If that’s typical, across 42 ICS', you’re probably looking at over 1,500 interfaces for data. Connecting everything from EPRs, to a pencil.


2011; The Arab Spring, a Tsunami in Japan. Riots in London, following peaceful protests over the police shooting of Mark Duggan and Apple’s founder Steve Jobs died… and…

…the year IBM’s Watson Computer, developed as a natural language answering system, appeared on the US quiz show, Jeopardy and won…

The implications were profound. Science, mathematics, space travel and healthcare.

What if the machine’s learning could answer questions, diagnose, predict, rationalise resources, drug development… if you can imagine it, it could happen.

Except… it didn’t.

I’m pretty hard nosed when it comes to technology.

The dreadful state of NHS data capture, analysis and all the rest is bad enough but when you hear stories (as I do, regularly) that it takes more time for a doctor to log-in to a ward system than it does to attend to the patient… all is lost.

I know my scepticism is right.

I take the view that the front-line of health care has, consistently, been let down by so-called IT experts, who’ve frittered away millions and still can’t explain why an A&E doctor in Bournemouth can’t connect, live, to a patient’s primary care record in Birmingham.

For heaven’s sake… I can take money from a cash machine, at three in the morning, in Timbuktu but I can’t decide who I share my health records with, at lunchtime at the pharmacy.

That said… I became a fan of Watson.

The idea that they could gather medical learning on a global basis, distil best practice and answer questions in plain English was… well, mind boggling.

It’s not difficult to do, if…

… you have big enough storage and the computing power to access it, quickly.

Speech recognition? Well, it probably sits on your coffee table and is called Alexa. Putting it all together and creating an application that has use and value, is the very smart thing.

Even I was persuaded to expect great things. No, wonderful things. No amazing, fantastic things!

Actually, Watson never really worked and has recently been broken into component parts. The data sold to a private equity firm for a $billion.

A financial disaster for IBM.

Just as there is no connectivity worthy of the name in the NHS, there’s no global connectivity in healthcare. No way to collect an holistic overview of disease across the world.

A heart attack in HongKong, Holland or New Haven… is just a heart attack but the why’s and wherefore’s, the diet and life styles that may have contributed to it, the treatment and outcomes… such vaulable information to learn from.

What works fastest, safest and is the most economic. The Holy Grail questions in healthcare.

Watson couldn’t do it. Like I doubt any of the new ICBs can do it, from one side of town to the other.

There much to gain. Microsoft, Google, Amazon… all recognise the importance of health informatics but none of them have a really good handle on it.

Knowledge is power but in the right hands it is democratising.
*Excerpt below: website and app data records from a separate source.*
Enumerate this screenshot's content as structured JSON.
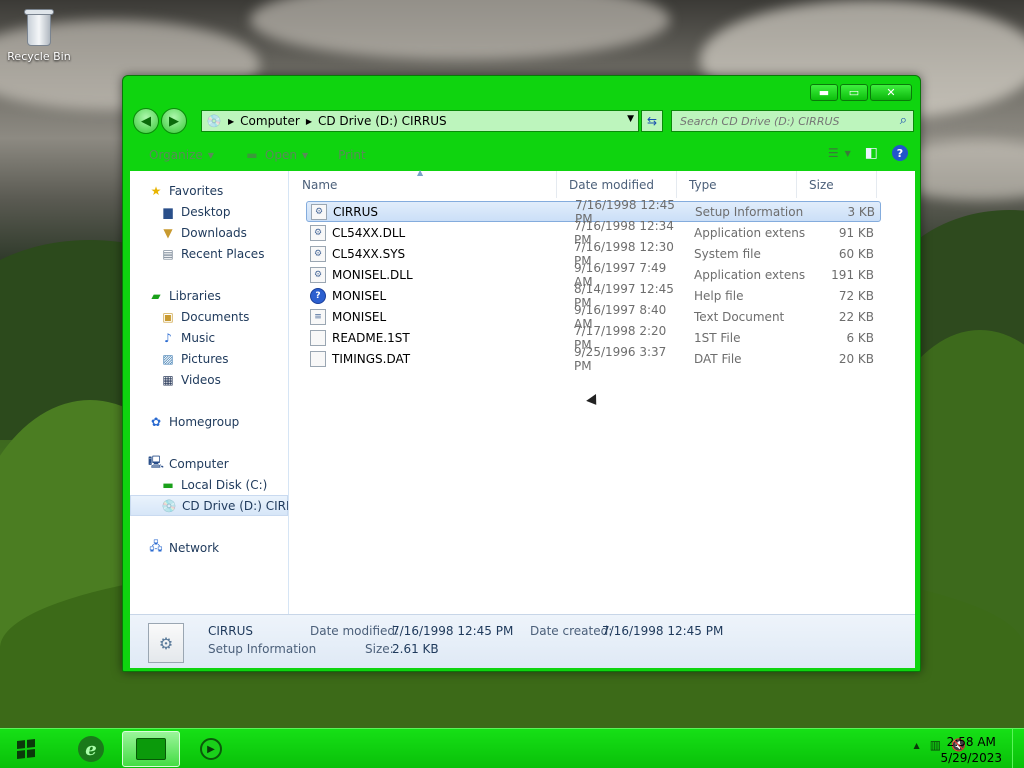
{
  "desktop": {
    "recycle_bin_label": "Recycle Bin"
  },
  "window": {
    "controls": {
      "minimize": "▬",
      "maximize": "▭",
      "close": "✕"
    },
    "address": {
      "root": "Computer",
      "location": "CD Drive (D:) CIRRUS"
    },
    "search": {
      "placeholder": "Search CD Drive (D:) CIRRUS"
    },
    "toolbar": {
      "organize": "Organize",
      "open": "Open",
      "print": "Print"
    }
  },
  "navpane": {
    "favorites": "Favorites",
    "desktop": "Desktop",
    "downloads": "Downloads",
    "recent_places": "Recent Places",
    "libraries": "Libraries",
    "documents": "Documents",
    "music": "Music",
    "pictures": "Pictures",
    "videos": "Videos",
    "homegroup": "Homegroup",
    "computer": "Computer",
    "local_disk": "Local Disk (C:)",
    "cd_drive": "CD Drive (D:) CIRRUS",
    "network": "Network"
  },
  "columns": {
    "name": "Name",
    "date": "Date modified",
    "type": "Type",
    "size": "Size"
  },
  "files": [
    {
      "name": "CIRRUS",
      "date": "7/16/1998 12:45 PM",
      "type": "Setup Information",
      "size": "3 KB",
      "icon": "setup-icon"
    },
    {
      "name": "CL54XX.DLL",
      "date": "7/16/1998 12:34 PM",
      "type": "Application extens...",
      "size": "91 KB",
      "icon": "dll-icon"
    },
    {
      "name": "CL54XX.SYS",
      "date": "7/16/1998 12:30 PM",
      "type": "System file",
      "size": "60 KB",
      "icon": "sys-icon"
    },
    {
      "name": "MONISEL.DLL",
      "date": "9/16/1997 7:49 AM",
      "type": "Application extens...",
      "size": "191 KB",
      "icon": "dll-icon"
    },
    {
      "name": "MONISEL",
      "date": "8/14/1997 12:45 PM",
      "type": "Help file",
      "size": "72 KB",
      "icon": "help-icon"
    },
    {
      "name": "MONISEL",
      "date": "9/16/1997 8:40 AM",
      "type": "Text Document",
      "size": "22 KB",
      "icon": "text-icon"
    },
    {
      "name": "README.1ST",
      "date": "7/17/1998 2:20 PM",
      "type": "1ST File",
      "size": "6 KB",
      "icon": "file-icon"
    },
    {
      "name": "TIMINGS.DAT",
      "date": "9/25/1996 3:37 PM",
      "type": "DAT File",
      "size": "20 KB",
      "icon": "file-icon"
    }
  ],
  "details": {
    "name": "CIRRUS",
    "type": "Setup Information",
    "date_modified_label": "Date modified:",
    "date_modified": "7/16/1998 12:45 PM",
    "size_label": "Size:",
    "size": "2.61 KB",
    "date_created_label": "Date created:",
    "date_created": "7/16/1998 12:45 PM"
  },
  "taskbar": {
    "time": "2:58 AM",
    "date": "5/29/2023"
  },
  "colors": {
    "window_frame": "#0fd40f",
    "taskbar": "#16e016",
    "selection": "#cbdff7"
  }
}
A way to leverage poorer nations with threadbare health systems. Accelerate their training and knowledge base.

Machines that can tell a doctor what the diagnosis is, suggest optimum treatment. Global knowledge, sliced, diced and served up like a Sushi chef.

IBM bet-the-farm on Watson. They spent $5bn buying-up health data companies in pursuit of patterns and clues to a healthier future.

There were problems with the complexity of patient files. Problems with the socio-demographic impact on disease, climate and determinants of health. Problems that optimum treatment recommendations were not universally available.

In many cases Watson told clinicians what they already knew.

The tech industry is full of swagger and its disciples are audacious. The catastrophe that is Watson is a case study.

NHSE is currently subsuming ‘NHS digital’. I hope it is in the pursuit of the sort of common sense that realises;

• Interoperability is beyond the NHS but mutualised access is good enough.
• Access to health records, Martini style, any-time, any-place, any-where is a mission-critical-safety issue.
• It’s a national health service, that means; buying everyone the same kit is not a procurement sin, it’s an operational crime not to.
• Simplicity, such as blue-toothing observations from the bedside to the patient record saves hours of nursing time and because of accuracy probably lives
• Make it a priority to ease the burden on the front line, by eliminating process inefficiencies. For instance…
• 60’s login is probably responsible for more doctors leaving the NHS than 90’s wages.

It’s all very elementary, my dear Watson.

News and Comment from Roy Lilley
Contact Roy – please use this e-address roy.lilley@nhsmanagers.net
Reproduced at thetrainingnet.com by kind permission of Roy Lilley.